Input records Block Start

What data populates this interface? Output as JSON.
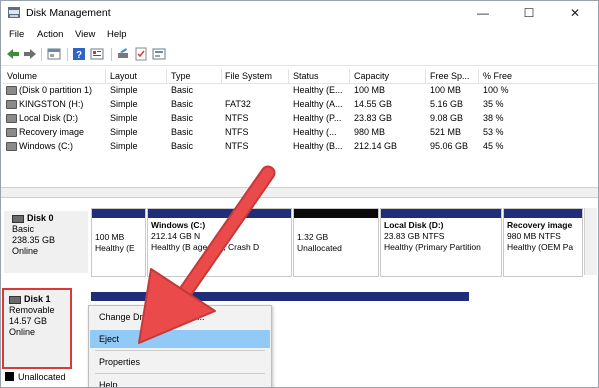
{
  "window": {
    "title": "Disk Management"
  },
  "menu": [
    "File",
    "Action",
    "View",
    "Help"
  ],
  "table": {
    "headers": [
      "Volume",
      "Layout",
      "Type",
      "File System",
      "Status",
      "Capacity",
      "Free Sp...",
      "% Free"
    ],
    "rows": [
      [
        "(Disk 0 partition 1)",
        "Simple",
        "Basic",
        "",
        "Healthy (E...",
        "100 MB",
        "100 MB",
        "100 %"
      ],
      [
        "KINGSTON (H:)",
        "Simple",
        "Basic",
        "FAT32",
        "Healthy (A...",
        "14.55 GB",
        "5.16 GB",
        "35 %"
      ],
      [
        "Local Disk (D:)",
        "Simple",
        "Basic",
        "NTFS",
        "Healthy (P...",
        "23.83 GB",
        "9.08 GB",
        "38 %"
      ],
      [
        "Recovery image",
        "Simple",
        "Basic",
        "NTFS",
        "Healthy (...",
        "980 MB",
        "521 MB",
        "53 %"
      ],
      [
        "Windows (C:)",
        "Simple",
        "Basic",
        "NTFS",
        "Healthy (B...",
        "212.14 GB",
        "95.06 GB",
        "45 %"
      ]
    ]
  },
  "disk0": {
    "title": "Disk 0",
    "type": "Basic",
    "size": "238.35 GB",
    "status": "Online",
    "partitions": [
      {
        "name": "",
        "size": "100 MB",
        "status": "Healthy (E"
      },
      {
        "name": "Windows  (C:)",
        "size": "212.14 GB N",
        "status": "Healthy (B   age File, Crash D"
      },
      {
        "name": "",
        "size": "1.32 GB",
        "status": "Unallocated"
      },
      {
        "name": "Local Disk  (D:)",
        "size": "23.83 GB NTFS",
        "status": "Healthy (Primary Partition"
      },
      {
        "name": "Recovery image",
        "size": "980 MB NTFS",
        "status": "Healthy (OEM Pa"
      }
    ]
  },
  "disk1": {
    "title": "Disk 1",
    "type": "Removable",
    "size": "14.57 GB",
    "status": "Online"
  },
  "legend": {
    "unallocated": "Unallocated"
  },
  "context_menu": {
    "items": [
      "Change Drive   and Paths...",
      "Eject",
      "Properties",
      "Help"
    ],
    "highlighted": "Eject"
  },
  "colors": {
    "partition_bar": "#1f2d7a",
    "highlight": "#91c9f7",
    "arrow": "#e84545",
    "callout_box": "#d63a3a"
  }
}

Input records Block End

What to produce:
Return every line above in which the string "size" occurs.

Response:
    "size": "238.35 GB",
        "size": "100 MB",
        "size": "212.14 GB N",
        "size": "1.32 GB",
        "size": "23.83 GB NTFS",
        "size": "980 MB NTFS",
    "size": "14.57 GB",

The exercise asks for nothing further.